## Exercise prompt
Output all entries verbatim.

## Data excerpts
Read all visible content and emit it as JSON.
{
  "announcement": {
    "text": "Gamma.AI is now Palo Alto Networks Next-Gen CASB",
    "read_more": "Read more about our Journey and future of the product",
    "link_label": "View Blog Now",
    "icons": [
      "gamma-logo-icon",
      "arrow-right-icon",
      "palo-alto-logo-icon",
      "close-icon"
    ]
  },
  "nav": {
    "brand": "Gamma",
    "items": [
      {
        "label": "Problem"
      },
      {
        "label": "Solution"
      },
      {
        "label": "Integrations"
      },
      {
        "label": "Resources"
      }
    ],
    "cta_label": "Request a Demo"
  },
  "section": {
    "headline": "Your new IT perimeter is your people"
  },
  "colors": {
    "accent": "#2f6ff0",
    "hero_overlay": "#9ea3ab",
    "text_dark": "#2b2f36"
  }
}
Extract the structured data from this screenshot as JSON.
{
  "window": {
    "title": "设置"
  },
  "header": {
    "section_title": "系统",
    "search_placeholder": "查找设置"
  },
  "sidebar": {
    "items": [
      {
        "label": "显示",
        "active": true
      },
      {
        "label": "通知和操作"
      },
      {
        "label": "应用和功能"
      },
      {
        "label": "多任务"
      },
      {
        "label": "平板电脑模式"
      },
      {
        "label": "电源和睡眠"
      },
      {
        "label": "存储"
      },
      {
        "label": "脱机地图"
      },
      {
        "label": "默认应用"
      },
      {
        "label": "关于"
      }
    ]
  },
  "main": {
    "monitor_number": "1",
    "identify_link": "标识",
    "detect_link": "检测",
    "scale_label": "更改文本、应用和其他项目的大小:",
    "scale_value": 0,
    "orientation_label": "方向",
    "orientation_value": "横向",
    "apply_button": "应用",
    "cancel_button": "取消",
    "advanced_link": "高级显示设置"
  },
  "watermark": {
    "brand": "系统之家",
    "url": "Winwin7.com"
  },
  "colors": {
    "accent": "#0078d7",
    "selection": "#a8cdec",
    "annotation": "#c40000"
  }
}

## Response
Read all visible content and emit it as JSON.
{
  "announcement": {
    "text": "Gamma.AI is now Palo Alto Networks Next-Gen CASB",
    "read_more": "Read more about our Journey and future of the product",
    "link_label": "View Blog Now",
    "icons": [
      "gamma-logo-icon",
      "arrow-right-icon",
      "palo-alto-logo-icon",
      "close-icon"
    ]
  },
  "nav": {
    "brand": "Gamma",
    "items": [
      {
        "label": "Problem"
      },
      {
        "label": "Solution"
      },
      {
        "label": "Integrations"
      },
      {
        "label": "Resources"
      }
    ],
    "cta_label": "Request a Demo"
  },
  "section": {
    "headline": "Your new IT perimeter is your people"
  },
  "colors": {
    "accent": "#2f6ff0",
    "hero_overlay": "#9ea3ab",
    "text_dark": "#2b2f36"
  }
}
Extract the structured data from this screenshot as JSON.
{
  "window": {
    "title": "设置"
  },
  "header": {
    "section_title": "系统",
    "search_placeholder": "查找设置"
  },
  "sidebar": {
    "items": [
      {
        "label": "显示",
        "active": true
      },
      {
        "label": "通知和操作"
      },
      {
        "label": "应用和功能"
      },
      {
        "label": "多任务"
      },
      {
        "label": "平板电脑模式"
      },
      {
        "label": "电源和睡眠"
      },
      {
        "label": "存储"
      },
      {
        "label": "脱机地图"
      },
      {
        "label": "默认应用"
      },
      {
        "label": "关于"
      }
    ]
  },
  "main": {
    "monitor_number": "1",
    "identify_link": "标识",
    "detect_link": "检测",
    "scale_label": "更改文本、应用和其他项目的大小:",
    "scale_value": 0,
    "orientation_label": "方向",
    "orientation_value": "横向",
    "apply_button": "应用",
    "cancel_button": "取消",
    "advanced_link": "高级显示设置"
  },
  "watermark": {
    "brand": "系统之家",
    "url": "Winwin7.com"
  },
  "colors": {
    "accent": "#0078d7",
    "selection": "#a8cdec",
    "annotation": "#c40000"
  }
}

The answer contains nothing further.